## The problem
Copy each line below holding "Designs".

## Items from a dataset
^^^^^^^^

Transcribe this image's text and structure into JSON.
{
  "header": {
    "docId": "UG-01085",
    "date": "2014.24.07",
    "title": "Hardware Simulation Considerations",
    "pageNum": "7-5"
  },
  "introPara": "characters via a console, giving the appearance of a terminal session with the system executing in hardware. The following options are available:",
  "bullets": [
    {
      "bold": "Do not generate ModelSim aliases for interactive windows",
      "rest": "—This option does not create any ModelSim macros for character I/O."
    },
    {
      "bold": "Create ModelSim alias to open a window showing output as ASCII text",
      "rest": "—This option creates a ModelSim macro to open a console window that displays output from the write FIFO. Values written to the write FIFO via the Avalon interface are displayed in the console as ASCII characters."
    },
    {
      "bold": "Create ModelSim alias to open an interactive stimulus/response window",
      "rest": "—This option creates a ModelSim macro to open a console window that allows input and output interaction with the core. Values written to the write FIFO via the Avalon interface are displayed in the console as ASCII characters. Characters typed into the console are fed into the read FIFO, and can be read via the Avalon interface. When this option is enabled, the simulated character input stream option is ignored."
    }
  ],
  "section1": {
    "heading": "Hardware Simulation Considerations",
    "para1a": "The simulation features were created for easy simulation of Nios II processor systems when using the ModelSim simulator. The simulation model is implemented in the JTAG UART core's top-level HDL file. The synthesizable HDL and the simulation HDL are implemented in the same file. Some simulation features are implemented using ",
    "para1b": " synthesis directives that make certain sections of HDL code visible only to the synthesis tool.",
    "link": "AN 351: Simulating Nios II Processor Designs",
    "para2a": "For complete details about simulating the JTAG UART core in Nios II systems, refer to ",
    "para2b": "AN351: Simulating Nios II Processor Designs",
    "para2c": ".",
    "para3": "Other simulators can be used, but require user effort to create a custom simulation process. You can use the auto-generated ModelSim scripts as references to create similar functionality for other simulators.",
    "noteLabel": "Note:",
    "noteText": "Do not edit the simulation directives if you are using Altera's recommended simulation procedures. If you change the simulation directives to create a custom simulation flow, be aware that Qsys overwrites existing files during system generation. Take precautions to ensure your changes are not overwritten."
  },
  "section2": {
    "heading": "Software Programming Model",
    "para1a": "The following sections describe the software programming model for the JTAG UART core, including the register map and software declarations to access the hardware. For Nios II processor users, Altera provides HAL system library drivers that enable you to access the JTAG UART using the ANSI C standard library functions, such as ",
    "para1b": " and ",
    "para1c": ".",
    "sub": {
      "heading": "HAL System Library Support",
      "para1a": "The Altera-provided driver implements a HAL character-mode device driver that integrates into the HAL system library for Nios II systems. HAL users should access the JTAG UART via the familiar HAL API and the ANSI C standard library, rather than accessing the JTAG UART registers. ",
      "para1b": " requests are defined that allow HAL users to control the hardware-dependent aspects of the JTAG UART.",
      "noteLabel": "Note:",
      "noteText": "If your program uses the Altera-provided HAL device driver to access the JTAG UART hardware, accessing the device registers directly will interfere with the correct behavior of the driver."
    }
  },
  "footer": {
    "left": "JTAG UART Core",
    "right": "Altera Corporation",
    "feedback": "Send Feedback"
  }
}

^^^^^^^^

## Your response
    "link": "AN 351: Simulating Nios II Processor Designs",
    "para2b": "AN351: Simulating Nios II Processor Designs",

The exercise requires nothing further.